[App and web page records]
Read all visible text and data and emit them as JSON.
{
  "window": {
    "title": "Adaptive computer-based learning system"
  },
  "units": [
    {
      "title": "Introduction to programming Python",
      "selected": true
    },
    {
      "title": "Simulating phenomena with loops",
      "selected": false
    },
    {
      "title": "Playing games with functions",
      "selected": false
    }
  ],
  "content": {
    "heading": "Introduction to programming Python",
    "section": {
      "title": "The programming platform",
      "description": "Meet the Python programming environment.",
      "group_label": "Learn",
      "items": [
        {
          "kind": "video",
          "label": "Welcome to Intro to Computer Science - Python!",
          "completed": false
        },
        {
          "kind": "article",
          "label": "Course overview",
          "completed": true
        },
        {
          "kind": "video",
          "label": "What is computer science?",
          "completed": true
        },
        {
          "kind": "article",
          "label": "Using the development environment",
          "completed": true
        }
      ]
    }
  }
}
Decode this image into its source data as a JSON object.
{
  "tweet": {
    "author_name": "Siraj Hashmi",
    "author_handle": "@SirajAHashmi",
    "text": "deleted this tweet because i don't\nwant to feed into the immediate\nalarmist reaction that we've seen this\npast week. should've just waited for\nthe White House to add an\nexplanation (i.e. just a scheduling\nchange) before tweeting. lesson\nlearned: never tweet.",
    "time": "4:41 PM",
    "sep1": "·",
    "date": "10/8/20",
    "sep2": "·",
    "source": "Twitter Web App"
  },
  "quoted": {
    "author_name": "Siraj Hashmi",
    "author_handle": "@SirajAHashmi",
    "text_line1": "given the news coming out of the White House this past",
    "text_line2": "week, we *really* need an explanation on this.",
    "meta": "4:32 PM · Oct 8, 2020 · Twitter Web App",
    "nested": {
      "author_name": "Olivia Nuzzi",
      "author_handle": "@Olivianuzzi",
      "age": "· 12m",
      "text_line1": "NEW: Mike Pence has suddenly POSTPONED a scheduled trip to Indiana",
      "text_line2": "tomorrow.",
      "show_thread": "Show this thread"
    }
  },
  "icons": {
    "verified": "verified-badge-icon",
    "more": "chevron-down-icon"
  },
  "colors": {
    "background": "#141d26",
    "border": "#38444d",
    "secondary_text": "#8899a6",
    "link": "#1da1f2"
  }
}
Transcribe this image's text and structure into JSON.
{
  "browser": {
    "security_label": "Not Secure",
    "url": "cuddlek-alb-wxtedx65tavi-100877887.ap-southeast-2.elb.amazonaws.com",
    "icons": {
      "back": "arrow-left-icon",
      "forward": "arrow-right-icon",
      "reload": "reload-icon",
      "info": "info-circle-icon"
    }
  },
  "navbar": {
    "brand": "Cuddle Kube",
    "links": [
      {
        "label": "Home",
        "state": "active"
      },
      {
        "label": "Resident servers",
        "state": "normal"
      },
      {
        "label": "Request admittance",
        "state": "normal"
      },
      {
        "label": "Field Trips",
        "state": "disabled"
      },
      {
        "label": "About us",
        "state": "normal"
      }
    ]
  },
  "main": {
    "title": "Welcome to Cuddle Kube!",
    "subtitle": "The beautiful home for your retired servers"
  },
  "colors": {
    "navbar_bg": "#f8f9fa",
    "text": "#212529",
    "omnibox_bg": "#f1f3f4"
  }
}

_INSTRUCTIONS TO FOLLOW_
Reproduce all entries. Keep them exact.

_RESPONSE_
Read all visible text and data and emit them as JSON.
{
  "window": {
    "title": "Adaptive computer-based learning system"
  },
  "units": [
    {
      "title": "Introduction to programming Python",
      "selected": true
    },
    {
      "title": "Simulating phenomena with loops",
      "selected": false
    },
    {
      "title": "Playing games with functions",
      "selected": false
    }
  ],
  "content": {
    "heading": "Introduction to programming Python",
    "section": {
      "title": "The programming platform",
      "description": "Meet the Python programming environment.",
      "group_label": "Learn",
      "items": [
        {
          "kind": "video",
          "label": "Welcome to Intro to Computer Science - Python!",
          "completed": false
        },
        {
          "kind": "article",
          "label": "Course overview",
          "completed": true
        },
        {
          "kind": "video",
          "label": "What is computer science?",
          "completed": true
        },
        {
          "kind": "article",
          "label": "Using the development environment",
          "completed": true
        }
      ]
    }
  }
}
Decode this image into its source data as a JSON object.
{
  "tweet": {
    "author_name": "Siraj Hashmi",
    "author_handle": "@SirajAHashmi",
    "text": "deleted this tweet because i don't\nwant to feed into the immediate\nalarmist reaction that we've seen this\npast week. should've just waited for\nthe White House to add an\nexplanation (i.e. just a scheduling\nchange) before tweeting. lesson\nlearned: never tweet.",
    "time": "4:41 PM",
    "sep1": "·",
    "date": "10/8/20",
    "sep2": "·",
    "source": "Twitter Web App"
  },
  "quoted": {
    "author_name": "Siraj Hashmi",
    "author_handle": "@SirajAHashmi",
    "text_line1": "given the news coming out of the White House this past",
    "text_line2": "week, we *really* need an explanation on this.",
    "meta": "4:32 PM · Oct 8, 2020 · Twitter Web App",
    "nested": {
      "author_name": "Olivia Nuzzi",
      "author_handle": "@Olivianuzzi",
      "age": "· 12m",
      "text_line1": "NEW: Mike Pence has suddenly POSTPONED a scheduled trip to Indiana",
      "text_line2": "tomorrow.",
      "show_thread": "Show this thread"
    }
  },
  "icons": {
    "verified": "verified-badge-icon",
    "more": "chevron-down-icon"
  },
  "colors": {
    "background": "#141d26",
    "border": "#38444d",
    "secondary_text": "#8899a6",
    "link": "#1da1f2"
  }
}
Transcribe this image's text and structure into JSON.
{
  "browser": {
    "security_label": "Not Secure",
    "url": "cuddlek-alb-wxtedx65tavi-100877887.ap-southeast-2.elb.amazonaws.com",
    "icons": {
      "back": "arrow-left-icon",
      "forward": "arrow-right-icon",
      "reload": "reload-icon",
      "info": "info-circle-icon"
    }
  },
  "navbar": {
    "brand": "Cuddle Kube",
    "links": [
      {
        "label": "Home",
        "state": "active"
      },
      {
        "label": "Resident servers",
        "state": "normal"
      },
      {
        "label": "Request admittance",
        "state": "normal"
      },
      {
        "label": "Field Trips",
        "state": "disabled"
      },
      {
        "label": "About us",
        "state": "normal"
      }
    ]
  },
  "main": {
    "title": "Welcome to Cuddle Kube!",
    "subtitle": "The beautiful home for your retired servers"
  },
  "colors": {
    "navbar_bg": "#f8f9fa",
    "text": "#212529",
    "omnibox_bg": "#f1f3f4"
  }
}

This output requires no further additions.